Home Office – Working from home can have many benefits from a carbon point of view, particularly the lack of commuting. It can also be an opportunity for employers to offer some less run of the mill benefits such as home energy audits and utilising collective buying power to negotiate lower rates with renewable energy providers.
The majority of our staff continue to work from home and with the cost of living crisis and huge increases in energy bills, these are interesting options to explore.
Private Vehicles – Encourage the use of public transport to ride share wherever possible, and to pick the greenest rather than necessarily the cheapest option.
We already have a metro pass and cycle scheme and travel by our IT department is unavoidable as they deliver and collect equipment from team home offices. Post pandemic some of our team have begun commuting again so we can expect our private vehicle usage to increase in our next calculation. We can promote our schemes and encourage car sharing.
Achieving the Platinum Trophy…
In order to claim carbon neutrality and receive the ClimateParter carbon neutral label, we needed to offset our emissions. Finding a reputable offsetting project to invest in can be a bit of a minefield and it’s wise to proceed with caution; not all projects are what they claim to be. It’s essential to source your offsetting projects through a reputable provider who has independent third party auditing and accreditation based on international standards such as the Verified Carbon Standard and Gold Standard.
ClimatePartner’s wide portfolio adheres to all of these standards and, from this, we presented our team with five projects to vote for and we offset our emissions based on the percentages of votes they received. We chose a worldwide clean oceans project, clean drinking water projects in Sierra Leone and Ethiopia and a wind energy project in Brazil.
To become carbon neutral ClimatePartner requires a minimum offset of 110% of emissions to ensure there is a safety buffer for anything which may have been missed. Because this was such an unusual year it’s likely to be the smallest footprint we ever have, so we decided to offset 200% of our emissions meaning we are carbon neutral and have double offset our emissions. Our Carbon Offsets Certificate can be found here and more information about the projects we supported can be found on our ClimatePartner Climate ID tracking page.
It certainly wasn’t an easy win but we made it! Huge thanks to my fellow sustainability advocates and to everyone who was involved in this achievement. We hope this blog might be helpful to our industry colleagues who, like us, care too much about our precious home to sit back and watch it burn.
So, what happens next? We start work on calculating our next carbon footprint of course!
There has been time for some fun too though, like our Team Beach Clean with the Marine Conservation Society in the Summer. Find out more about our day here, including how we collected nearly 3000 items of litter in just a couple of hours!
And we’ve got something exciting planned for Veganuary… watch this space!
End Credits… Special thanks to…
|The Coatsink Sustainability Advocates||Other Coatsink Contributors||With Support From|
|Ruth Thomlinson – ClimatePartner
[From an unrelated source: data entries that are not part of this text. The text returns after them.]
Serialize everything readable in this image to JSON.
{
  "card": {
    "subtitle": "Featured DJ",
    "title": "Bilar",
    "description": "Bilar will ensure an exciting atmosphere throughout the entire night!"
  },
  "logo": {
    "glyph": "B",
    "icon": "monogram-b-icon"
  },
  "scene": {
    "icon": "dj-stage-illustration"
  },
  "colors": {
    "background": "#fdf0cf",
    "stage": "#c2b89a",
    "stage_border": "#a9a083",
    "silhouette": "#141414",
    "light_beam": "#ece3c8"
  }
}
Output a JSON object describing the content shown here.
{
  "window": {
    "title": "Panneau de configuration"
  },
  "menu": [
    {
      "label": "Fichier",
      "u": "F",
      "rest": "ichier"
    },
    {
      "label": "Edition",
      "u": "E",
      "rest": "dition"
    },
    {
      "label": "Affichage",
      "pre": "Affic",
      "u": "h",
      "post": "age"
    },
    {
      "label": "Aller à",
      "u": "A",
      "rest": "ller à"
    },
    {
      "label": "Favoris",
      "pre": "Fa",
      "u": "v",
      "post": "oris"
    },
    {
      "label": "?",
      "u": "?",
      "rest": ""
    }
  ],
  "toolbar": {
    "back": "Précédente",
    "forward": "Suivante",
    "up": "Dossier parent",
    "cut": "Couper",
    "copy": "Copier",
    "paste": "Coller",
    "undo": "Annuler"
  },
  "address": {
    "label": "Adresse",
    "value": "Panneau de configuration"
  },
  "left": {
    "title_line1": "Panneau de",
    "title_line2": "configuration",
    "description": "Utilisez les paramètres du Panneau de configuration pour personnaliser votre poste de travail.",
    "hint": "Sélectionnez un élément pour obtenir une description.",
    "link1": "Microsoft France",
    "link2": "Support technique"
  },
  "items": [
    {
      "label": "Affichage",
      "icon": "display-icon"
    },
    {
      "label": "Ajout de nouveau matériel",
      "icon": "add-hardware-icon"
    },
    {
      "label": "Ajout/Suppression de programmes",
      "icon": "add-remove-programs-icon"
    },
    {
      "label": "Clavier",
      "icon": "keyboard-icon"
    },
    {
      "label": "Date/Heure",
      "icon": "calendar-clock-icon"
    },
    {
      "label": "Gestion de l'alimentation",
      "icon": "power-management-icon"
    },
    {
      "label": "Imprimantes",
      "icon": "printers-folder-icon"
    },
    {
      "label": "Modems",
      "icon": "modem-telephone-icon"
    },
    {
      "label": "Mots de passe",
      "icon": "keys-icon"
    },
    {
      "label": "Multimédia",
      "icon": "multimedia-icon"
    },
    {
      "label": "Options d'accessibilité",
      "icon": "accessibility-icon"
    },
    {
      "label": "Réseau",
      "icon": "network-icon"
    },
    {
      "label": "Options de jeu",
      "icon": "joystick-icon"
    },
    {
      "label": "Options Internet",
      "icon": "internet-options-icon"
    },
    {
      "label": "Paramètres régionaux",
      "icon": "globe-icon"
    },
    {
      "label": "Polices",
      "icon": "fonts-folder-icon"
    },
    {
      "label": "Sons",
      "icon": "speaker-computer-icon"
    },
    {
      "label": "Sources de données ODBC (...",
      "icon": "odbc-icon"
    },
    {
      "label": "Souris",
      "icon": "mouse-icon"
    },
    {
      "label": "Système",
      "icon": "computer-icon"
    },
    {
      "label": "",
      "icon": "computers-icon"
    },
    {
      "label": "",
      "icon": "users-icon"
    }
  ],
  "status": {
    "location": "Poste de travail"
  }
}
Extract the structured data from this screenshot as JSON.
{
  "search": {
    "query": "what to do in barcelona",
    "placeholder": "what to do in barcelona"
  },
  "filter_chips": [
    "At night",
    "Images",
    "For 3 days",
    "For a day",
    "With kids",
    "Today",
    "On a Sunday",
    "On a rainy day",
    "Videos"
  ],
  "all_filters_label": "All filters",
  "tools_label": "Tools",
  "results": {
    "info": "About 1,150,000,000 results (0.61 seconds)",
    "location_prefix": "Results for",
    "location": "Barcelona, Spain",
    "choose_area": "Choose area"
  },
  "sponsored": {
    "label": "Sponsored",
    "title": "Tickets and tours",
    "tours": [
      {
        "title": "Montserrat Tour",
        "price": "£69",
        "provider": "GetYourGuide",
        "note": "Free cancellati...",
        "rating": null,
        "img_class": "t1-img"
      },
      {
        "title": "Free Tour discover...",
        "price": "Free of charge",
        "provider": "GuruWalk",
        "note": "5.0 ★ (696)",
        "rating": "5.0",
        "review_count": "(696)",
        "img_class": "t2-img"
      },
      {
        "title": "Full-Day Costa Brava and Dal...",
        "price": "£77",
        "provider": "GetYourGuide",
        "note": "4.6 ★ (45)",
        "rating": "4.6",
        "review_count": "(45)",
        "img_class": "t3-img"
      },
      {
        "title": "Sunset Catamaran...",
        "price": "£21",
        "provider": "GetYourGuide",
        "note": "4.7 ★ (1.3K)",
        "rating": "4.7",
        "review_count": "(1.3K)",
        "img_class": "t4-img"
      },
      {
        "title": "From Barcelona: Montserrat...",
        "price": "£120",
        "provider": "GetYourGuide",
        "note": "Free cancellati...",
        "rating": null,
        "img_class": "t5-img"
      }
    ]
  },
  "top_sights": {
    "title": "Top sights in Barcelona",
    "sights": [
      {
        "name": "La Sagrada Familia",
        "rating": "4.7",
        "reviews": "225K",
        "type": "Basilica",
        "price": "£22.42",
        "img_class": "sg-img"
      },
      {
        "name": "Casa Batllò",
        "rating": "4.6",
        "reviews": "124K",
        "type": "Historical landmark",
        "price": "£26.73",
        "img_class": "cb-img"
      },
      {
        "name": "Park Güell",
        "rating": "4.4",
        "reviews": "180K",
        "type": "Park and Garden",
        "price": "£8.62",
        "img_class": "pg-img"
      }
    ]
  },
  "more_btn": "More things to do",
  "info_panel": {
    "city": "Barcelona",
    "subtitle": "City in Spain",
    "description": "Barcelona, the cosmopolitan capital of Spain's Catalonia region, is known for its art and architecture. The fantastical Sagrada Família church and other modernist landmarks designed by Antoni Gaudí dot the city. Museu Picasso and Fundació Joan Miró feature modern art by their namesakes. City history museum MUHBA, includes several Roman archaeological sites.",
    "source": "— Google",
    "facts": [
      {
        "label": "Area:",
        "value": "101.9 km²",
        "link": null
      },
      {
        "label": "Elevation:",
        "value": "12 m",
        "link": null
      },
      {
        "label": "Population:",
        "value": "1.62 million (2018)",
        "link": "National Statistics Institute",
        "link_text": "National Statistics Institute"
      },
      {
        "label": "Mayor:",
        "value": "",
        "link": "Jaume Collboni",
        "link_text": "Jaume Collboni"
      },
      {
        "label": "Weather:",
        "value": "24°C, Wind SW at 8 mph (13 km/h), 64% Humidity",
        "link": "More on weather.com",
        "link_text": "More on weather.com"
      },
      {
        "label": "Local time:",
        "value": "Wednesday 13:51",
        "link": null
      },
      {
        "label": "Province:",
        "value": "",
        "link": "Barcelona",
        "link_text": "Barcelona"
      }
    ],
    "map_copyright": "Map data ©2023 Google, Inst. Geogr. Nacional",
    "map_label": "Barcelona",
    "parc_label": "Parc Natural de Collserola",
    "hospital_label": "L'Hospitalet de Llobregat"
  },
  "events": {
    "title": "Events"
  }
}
Jessica Benghiat – ClimatePartner
Dan Wood –
Emma B - Administration Manager
Emma is the Administration Manager and a member of the Senior Management Team at Coatsink. She has a particular interest in the environment and sustainability and heads up our Sustainability Committee.